ABOUT THIS EXERCISE | Copy out each line below in which the string "name" appears.

════════════════

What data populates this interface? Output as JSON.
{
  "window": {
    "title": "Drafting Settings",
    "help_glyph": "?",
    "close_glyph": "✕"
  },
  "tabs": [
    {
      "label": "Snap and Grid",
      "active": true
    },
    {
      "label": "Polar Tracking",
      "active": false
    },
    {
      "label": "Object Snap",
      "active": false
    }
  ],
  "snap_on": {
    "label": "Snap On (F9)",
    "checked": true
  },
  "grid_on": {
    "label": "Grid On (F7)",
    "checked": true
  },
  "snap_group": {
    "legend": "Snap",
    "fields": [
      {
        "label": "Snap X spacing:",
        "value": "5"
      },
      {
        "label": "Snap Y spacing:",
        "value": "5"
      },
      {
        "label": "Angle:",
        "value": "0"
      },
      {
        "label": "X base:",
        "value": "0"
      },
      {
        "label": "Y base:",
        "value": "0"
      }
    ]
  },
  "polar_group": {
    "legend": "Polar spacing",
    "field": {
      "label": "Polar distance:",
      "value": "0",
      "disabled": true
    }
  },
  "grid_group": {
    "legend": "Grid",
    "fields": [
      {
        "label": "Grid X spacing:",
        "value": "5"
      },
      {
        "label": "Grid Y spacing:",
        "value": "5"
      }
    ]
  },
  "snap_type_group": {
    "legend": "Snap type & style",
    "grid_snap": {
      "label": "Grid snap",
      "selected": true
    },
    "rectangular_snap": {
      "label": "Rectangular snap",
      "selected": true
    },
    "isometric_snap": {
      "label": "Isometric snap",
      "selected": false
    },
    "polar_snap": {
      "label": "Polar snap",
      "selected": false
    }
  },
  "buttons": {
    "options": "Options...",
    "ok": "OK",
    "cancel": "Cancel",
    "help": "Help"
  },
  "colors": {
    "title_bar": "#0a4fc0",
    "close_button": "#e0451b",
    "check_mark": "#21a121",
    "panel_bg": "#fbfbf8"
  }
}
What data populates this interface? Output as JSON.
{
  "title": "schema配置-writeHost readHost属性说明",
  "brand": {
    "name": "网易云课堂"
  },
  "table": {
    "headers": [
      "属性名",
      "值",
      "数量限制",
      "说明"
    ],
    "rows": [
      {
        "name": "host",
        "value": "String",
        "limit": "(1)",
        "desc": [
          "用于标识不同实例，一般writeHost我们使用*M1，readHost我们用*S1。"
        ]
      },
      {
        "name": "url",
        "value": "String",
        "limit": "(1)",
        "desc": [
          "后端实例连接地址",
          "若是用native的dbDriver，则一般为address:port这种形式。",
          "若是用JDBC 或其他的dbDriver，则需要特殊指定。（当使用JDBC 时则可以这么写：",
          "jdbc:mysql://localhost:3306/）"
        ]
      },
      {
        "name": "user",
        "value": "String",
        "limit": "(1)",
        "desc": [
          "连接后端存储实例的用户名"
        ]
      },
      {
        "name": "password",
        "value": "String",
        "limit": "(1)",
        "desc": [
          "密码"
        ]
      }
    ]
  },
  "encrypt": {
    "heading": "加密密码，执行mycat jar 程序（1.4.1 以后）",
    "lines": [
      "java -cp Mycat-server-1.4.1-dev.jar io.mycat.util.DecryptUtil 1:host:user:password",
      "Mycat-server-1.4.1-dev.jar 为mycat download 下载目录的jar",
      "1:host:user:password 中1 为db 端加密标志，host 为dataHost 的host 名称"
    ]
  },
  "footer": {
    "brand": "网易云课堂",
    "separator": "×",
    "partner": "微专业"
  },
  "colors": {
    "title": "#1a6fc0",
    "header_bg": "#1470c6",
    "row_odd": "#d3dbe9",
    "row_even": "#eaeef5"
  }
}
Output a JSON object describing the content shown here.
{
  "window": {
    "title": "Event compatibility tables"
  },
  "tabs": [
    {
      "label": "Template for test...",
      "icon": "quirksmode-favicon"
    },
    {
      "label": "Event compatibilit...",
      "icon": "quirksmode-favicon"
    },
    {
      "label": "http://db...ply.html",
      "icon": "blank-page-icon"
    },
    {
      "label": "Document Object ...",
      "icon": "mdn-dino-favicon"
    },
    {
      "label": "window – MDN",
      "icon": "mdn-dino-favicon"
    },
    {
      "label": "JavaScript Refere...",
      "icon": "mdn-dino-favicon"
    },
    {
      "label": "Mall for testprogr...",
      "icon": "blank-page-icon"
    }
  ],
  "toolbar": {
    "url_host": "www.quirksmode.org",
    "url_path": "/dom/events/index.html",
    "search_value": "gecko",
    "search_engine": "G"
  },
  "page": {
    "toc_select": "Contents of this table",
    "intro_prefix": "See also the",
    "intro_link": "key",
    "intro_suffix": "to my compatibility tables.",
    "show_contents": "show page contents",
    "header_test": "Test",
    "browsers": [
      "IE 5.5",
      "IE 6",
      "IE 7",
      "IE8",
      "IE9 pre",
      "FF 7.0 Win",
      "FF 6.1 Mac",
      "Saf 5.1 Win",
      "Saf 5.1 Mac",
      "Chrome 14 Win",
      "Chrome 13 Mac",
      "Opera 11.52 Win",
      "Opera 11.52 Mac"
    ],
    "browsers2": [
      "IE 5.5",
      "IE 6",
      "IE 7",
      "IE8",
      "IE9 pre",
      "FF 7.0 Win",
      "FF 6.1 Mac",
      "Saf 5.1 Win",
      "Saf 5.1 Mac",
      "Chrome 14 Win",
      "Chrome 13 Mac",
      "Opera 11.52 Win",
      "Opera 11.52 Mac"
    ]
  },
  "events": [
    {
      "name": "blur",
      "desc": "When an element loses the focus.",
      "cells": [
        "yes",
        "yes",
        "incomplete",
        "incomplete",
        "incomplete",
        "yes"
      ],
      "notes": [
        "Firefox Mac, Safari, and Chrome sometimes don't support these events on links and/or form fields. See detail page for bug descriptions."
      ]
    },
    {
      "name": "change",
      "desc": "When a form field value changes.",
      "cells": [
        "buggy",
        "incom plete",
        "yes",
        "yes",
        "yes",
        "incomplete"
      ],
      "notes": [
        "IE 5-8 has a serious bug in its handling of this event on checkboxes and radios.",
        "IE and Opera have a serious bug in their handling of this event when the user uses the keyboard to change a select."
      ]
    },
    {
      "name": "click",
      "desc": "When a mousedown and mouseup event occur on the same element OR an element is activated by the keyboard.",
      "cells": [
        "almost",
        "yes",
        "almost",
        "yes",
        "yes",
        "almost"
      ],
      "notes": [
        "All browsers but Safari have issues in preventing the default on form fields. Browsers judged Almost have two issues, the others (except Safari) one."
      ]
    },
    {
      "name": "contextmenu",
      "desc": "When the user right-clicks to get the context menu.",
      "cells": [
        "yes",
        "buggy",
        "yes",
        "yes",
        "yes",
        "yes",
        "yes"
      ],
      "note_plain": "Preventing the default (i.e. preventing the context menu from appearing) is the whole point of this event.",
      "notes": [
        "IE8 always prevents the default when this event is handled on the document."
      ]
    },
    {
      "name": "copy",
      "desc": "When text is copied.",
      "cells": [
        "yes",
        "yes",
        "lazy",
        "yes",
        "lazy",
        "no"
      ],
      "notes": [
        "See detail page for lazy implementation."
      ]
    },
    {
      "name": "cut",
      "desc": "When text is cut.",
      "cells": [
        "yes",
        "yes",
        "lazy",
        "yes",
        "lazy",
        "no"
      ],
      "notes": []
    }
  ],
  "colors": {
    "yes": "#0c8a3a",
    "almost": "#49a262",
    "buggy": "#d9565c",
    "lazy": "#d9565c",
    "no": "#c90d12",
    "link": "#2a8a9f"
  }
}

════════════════

OUTPUT BELOW |
    "name": "网易云课堂"
        "name": "host",
        "name": "url",
        "name": "user",
        "name": "password",
      "name": "blur",
      "name": "change",
      "name": "click",
      "name": "contextmenu",
      "name": "copy",
      "name": "cut",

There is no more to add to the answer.